A move by broker UBS, on behalf of Wilmar International, to bid A$117.3 million for up to 10% of Goodman Fielder at 60 cents a share could be the first step towards a takeover offer worth $1 billion or more, according to media reports.
The Wilmar offer, which represents a 16.5% premium on Goodman’s last traded share price of 51.5 cents, pushed several of Goodman’s major shareholders to sell.
The offer came through from UBS after markets closed on Monday.
Goodman Fielder chairman Max Ould said that while he could not confirm the identity of the buyer, he suspects that Singapore-based Wilmar was behind the move.
According to the Australian Financial Review, Mr Ould suspects that Wilmar will make a full takeover offer if it is in fact behind the 10% offer.
Wilmar previously bought CSR’s sugar business for$1.75 billion back in 2011.
“I think it would be a much broader play if they are the genuine purchaser,” Mr Ould told the AFR.
“They have recently acquired Sucrogen from CSR, so maybe they see a broader food play.”
Mr Ould told the AFR that the company’s board would consider any proposal that added shareholder value.
In 2001, Pacific Equity Partners led a private equity push for the Australasian Goodman Fielder, which was eventually rejected by the board.
China’s Bright Food had previously said it was hoping to identify acquisitions in Australia with a focus on the food, dairy and wine industries.
Goodman is currently struggling to compete with foreign companies, when last week it reported a 77% drop in its first-half profits.
This article is tagged with the following keywords.
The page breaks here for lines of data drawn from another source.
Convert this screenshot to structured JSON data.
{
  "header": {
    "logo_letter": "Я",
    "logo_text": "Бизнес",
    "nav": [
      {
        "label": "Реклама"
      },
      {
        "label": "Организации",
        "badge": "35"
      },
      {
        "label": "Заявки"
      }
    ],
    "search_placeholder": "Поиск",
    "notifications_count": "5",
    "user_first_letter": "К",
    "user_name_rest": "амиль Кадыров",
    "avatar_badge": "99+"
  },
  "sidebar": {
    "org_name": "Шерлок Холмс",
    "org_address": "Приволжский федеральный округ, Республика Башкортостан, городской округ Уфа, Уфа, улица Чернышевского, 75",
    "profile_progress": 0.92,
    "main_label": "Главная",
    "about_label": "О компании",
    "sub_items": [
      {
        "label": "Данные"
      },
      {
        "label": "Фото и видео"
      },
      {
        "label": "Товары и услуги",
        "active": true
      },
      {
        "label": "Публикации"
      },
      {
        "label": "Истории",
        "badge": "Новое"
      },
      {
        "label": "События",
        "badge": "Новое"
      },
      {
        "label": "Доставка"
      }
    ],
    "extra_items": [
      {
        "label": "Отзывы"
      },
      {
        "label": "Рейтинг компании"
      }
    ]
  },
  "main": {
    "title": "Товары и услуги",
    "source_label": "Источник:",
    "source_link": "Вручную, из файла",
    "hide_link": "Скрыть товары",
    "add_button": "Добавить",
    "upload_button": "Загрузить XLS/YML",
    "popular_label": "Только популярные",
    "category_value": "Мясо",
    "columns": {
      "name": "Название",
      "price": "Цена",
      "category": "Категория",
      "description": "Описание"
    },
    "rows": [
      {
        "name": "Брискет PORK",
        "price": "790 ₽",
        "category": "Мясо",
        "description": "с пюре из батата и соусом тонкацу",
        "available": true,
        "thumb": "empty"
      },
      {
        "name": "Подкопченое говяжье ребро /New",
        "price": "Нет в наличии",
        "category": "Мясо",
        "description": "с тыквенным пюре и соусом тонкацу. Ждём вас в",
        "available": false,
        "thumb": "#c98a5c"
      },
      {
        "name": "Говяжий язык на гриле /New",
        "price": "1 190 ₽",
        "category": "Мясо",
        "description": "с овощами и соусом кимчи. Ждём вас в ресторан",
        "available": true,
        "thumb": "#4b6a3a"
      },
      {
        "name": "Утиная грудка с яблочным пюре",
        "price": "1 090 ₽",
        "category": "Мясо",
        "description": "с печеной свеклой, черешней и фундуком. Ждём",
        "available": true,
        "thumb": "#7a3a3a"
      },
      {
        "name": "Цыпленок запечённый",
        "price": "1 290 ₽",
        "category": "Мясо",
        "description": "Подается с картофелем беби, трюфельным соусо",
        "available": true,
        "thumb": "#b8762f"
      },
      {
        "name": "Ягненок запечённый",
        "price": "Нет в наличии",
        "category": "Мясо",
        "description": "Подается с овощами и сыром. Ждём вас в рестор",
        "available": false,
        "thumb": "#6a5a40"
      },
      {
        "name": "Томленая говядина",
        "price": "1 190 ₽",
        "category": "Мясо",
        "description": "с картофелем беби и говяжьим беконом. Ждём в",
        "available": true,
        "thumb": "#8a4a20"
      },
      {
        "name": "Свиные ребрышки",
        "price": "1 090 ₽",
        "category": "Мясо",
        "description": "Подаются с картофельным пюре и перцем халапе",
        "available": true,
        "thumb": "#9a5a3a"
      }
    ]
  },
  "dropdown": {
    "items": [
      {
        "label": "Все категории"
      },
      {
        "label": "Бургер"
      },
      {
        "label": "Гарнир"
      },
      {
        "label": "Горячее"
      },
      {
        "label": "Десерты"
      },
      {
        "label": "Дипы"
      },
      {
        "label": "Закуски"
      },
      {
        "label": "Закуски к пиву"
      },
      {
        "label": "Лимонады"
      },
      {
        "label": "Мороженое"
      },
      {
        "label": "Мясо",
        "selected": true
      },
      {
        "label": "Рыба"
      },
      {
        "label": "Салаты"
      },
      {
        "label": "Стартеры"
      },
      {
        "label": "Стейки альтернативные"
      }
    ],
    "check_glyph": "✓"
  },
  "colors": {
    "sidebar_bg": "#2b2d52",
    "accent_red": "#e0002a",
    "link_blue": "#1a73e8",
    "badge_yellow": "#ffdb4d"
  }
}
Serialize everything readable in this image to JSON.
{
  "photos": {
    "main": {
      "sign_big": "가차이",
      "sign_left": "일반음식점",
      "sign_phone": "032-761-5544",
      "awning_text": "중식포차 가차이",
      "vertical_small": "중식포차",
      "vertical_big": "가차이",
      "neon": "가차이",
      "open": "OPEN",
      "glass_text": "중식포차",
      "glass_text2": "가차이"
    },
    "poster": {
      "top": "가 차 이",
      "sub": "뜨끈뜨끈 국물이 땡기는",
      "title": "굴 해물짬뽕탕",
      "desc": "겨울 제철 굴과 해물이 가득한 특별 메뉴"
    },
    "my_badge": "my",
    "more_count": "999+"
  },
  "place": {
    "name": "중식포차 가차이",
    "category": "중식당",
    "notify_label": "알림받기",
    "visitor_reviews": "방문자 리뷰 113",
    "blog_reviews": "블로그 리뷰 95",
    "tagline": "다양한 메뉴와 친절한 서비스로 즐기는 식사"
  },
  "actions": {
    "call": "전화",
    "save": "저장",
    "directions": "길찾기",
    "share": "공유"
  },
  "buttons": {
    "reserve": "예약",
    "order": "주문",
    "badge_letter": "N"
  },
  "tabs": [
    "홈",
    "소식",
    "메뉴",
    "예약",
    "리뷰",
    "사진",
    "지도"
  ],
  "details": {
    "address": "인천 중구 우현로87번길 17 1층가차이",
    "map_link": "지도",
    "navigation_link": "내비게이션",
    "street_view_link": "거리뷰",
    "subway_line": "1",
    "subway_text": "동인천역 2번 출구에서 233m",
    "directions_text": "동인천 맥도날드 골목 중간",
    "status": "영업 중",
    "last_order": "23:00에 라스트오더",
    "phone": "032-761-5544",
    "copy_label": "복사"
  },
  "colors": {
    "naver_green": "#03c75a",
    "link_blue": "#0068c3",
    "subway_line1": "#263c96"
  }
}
Find out more about MyNBR Tags
Most listened to
- Business Week in Review with Grant Walker & Andrew Patterson
- Matthew Hooton on the state of the British Labour party under Jeremy Corbyn
- Rodney Hide on the Ombudsman’s investigation into SSC conduct of MFAT leaks inquiry
- David Cohen on how to walk out of a TV interview
- Imperial Tobacco lobbyist insists NZ visit about “contributing expertise,” not pressuring government on plain packaging law